Wondering why your cat is sneezing? There are multiple causes of cat sneezing, but some are more common than others. Learn what causes are most common, and what symptoms could hint at a larger problem.
Why Do Cats Meow?
The reality is, cats are capable of making up to 100 different noises. (Wow, that’s a lot of meows.) And interpreting those sounds can sometimes feel impossible. (“I don’t know what you’re trying to tell me!”) But typically, if your cat is making one of those many noises, it’s for one of a few reasons.
Why is My Cat Meowing?
Contrary to popular belief, cats don’t meow to each other – they primarily do it to communicate with us humans. When your cat meows, there are a few things they might be trying to tell you:
It’s quite common for cats to meow a greeting to their humans after they come home, or just when running into each other in the house. Many cats prefer the company of their humans to being alone and will be excited when you walk in the door after a long work day or a few hours out running errands.
One of the most common reasons cats meow is to signal they are hungry and want to be fed. They might follow you around and continually meow until their hunger is satiated.
An increase in vocalization or longer meows may indicate that your cat is worried.

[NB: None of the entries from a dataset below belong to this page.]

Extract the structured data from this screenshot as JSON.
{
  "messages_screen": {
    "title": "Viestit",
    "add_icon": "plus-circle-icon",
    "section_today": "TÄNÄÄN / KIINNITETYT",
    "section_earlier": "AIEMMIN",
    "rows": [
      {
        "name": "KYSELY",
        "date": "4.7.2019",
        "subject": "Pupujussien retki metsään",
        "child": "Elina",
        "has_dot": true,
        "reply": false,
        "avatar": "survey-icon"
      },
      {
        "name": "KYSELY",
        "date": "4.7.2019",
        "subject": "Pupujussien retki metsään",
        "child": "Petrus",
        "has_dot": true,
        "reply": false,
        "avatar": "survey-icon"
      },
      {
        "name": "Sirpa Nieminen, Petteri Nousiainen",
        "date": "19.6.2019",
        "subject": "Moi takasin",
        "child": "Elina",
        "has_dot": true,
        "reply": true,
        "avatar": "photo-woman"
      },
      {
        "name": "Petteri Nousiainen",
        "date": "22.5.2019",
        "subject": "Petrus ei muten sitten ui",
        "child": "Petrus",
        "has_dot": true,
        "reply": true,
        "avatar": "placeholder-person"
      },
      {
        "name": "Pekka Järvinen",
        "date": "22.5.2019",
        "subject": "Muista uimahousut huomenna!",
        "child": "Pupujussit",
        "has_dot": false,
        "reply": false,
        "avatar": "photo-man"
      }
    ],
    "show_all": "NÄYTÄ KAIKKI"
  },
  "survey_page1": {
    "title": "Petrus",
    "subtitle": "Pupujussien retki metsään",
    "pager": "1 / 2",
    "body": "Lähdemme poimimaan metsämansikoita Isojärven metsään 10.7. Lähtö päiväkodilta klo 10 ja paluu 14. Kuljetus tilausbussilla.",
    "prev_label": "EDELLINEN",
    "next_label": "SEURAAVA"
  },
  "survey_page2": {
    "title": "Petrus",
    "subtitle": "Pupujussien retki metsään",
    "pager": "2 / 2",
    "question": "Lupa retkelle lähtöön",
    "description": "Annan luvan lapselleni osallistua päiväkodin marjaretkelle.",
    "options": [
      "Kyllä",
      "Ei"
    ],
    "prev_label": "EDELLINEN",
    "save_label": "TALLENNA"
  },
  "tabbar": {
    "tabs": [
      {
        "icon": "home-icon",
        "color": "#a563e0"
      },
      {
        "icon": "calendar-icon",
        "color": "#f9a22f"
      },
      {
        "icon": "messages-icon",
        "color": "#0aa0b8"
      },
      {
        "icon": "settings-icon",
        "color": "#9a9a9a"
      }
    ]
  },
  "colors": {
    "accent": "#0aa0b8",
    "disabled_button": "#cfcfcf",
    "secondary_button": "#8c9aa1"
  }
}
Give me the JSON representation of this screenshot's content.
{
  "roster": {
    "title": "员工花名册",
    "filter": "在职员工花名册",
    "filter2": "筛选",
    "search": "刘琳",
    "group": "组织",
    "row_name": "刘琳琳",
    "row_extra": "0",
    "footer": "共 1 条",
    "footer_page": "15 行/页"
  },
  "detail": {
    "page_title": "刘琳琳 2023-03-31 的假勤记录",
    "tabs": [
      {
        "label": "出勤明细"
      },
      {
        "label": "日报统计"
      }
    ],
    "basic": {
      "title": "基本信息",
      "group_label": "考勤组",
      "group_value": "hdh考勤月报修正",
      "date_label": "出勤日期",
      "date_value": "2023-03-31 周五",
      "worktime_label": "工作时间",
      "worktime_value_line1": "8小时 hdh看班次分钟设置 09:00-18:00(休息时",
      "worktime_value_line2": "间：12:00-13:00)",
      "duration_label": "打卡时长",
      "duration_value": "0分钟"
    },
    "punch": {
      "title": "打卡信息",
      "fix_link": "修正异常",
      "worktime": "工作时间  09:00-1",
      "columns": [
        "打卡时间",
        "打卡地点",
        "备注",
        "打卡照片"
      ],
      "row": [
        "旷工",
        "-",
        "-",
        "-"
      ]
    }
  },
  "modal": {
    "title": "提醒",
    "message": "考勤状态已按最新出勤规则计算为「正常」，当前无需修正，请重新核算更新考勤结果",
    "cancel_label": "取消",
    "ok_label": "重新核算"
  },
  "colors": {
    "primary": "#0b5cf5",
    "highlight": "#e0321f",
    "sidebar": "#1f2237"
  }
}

Often these meows will be lower and throatier noises. Spending prolonged periods of time alone may be the cause of your cat’s stress or anxiety, however, there can be multiple causes of cat anxiety.

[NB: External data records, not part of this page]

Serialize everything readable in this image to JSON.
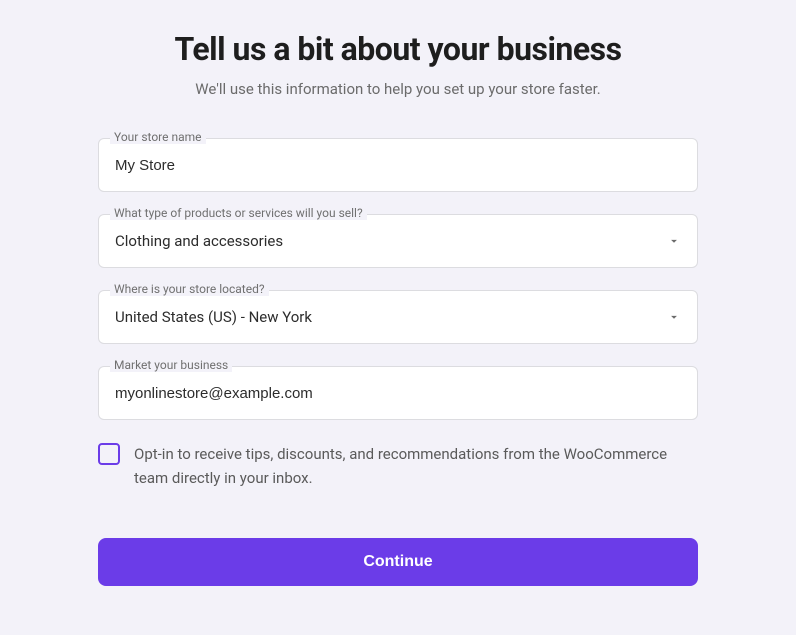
{
  "heading": "Tell us a bit about your business",
  "subtitle": "We'll use this information to help you set up your store faster.",
  "fields": {
    "store_name": {
      "label": "Your store name",
      "value": "My Store"
    },
    "product_type": {
      "label": "What type of products or services will you sell?",
      "value": "Clothing and accessories"
    },
    "location": {
      "label": "Where is your store located?",
      "value": "United States (US) - New York"
    },
    "email": {
      "label": "Market your business",
      "value": "myonlinestore@example.com"
    }
  },
  "optin": {
    "label": "Opt-in to receive tips, discounts, and recommendations from the WooCommerce team directly in your inbox."
  },
  "continue_button": "Continue"
}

“Let me in!”
Another common reason cats meow is when they want to be let inside somewhere. If you have an outdoor cat, they might meow to be let in the house. Indoor cats may meow just because you closed the door to the bathroom.
Typically when a cat is happy, instead of meowing, they will purr. This deep, rumbling noise signals that your cat is content, which is often why cats purr when they are being petted, or when they’re sleepy. Your cat may also make small contented meows when stretching out or curling up in a particularly comfortable spot.

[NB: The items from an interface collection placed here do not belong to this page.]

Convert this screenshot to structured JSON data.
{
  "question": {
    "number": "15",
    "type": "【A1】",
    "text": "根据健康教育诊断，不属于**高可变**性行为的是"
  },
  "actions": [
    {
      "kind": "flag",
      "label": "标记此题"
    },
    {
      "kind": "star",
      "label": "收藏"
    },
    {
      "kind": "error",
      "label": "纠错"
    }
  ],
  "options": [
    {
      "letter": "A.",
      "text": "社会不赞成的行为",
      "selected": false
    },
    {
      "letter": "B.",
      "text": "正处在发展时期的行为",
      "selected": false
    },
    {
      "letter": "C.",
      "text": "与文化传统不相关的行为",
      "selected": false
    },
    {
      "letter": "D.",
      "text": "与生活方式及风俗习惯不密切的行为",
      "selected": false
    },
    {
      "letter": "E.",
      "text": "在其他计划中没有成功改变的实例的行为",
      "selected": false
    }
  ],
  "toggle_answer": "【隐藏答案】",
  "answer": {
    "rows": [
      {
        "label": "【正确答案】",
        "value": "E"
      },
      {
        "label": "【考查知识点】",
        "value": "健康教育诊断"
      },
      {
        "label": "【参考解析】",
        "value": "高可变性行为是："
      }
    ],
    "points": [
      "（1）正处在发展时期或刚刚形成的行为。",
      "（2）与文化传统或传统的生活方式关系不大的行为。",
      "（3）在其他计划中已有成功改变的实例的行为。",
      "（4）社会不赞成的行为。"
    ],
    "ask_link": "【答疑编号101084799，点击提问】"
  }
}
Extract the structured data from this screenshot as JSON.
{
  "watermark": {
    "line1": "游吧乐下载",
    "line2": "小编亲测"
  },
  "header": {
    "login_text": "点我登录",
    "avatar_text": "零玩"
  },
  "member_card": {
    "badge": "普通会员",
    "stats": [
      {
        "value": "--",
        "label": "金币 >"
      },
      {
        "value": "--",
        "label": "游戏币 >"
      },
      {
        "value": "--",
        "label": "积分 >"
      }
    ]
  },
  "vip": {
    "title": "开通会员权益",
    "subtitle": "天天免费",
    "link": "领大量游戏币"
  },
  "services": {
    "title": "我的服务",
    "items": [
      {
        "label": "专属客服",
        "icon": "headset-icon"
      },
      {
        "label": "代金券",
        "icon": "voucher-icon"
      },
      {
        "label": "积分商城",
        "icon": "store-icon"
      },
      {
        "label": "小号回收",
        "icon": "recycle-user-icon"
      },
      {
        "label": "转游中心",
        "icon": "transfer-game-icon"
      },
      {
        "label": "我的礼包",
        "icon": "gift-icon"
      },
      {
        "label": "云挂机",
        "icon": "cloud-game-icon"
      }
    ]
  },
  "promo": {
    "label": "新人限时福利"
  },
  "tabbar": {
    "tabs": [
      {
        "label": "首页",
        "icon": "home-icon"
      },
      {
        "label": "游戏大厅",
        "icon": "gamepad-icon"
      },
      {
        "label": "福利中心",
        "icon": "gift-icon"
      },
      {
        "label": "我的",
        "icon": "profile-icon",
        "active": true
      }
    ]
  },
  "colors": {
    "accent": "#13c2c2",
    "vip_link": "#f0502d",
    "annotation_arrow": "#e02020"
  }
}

Angry cat sounds include hissing, growling and screaming noises. If your cat encounters something it doesn’t like, it may make these noises to try to scare it off.
If your cat is feeling ignored or just wants some petting, it may meow to get your attention. This may be persistent meowing, or loud enthusiastic meowing to initiate play. If you notice your cat chirping, this is a technique kittens learn to get their mothers to give them attention. Cats can even mimic the sounds of infant cries with their meows because they know it’s more likely to illicit a response.
Excessive meowing could indicate that your cat is injured, especially if this behavior is atypical. If you notice these symptoms, you should contact your vet.
As cats age, they tend to become more vocal. Older cats tend to experience more difficulties on a daily basis, so they meow when they become frustrated or when they want help. Decreases in cognitive functions can also contribute to increased meowing.
“I’m in heat.”
When female cats are in heat, they make yowling noises indicating that they want to mate, or that they don’t want you coming anywhere near them during this time. They may also yowl if something about their environment is bothering them.
So next time you’re awoken at 3 am to a chorus of meows followed by a nudge from a pink nose, try to remember it’s because your cat has something important to tell you.
If you notice your cat meowing excessively, talk to your veterinarian to ensure the cause isn’t a medical issue. For non-medical issues, try using these solutions to help curb your cat’s excessive meowing.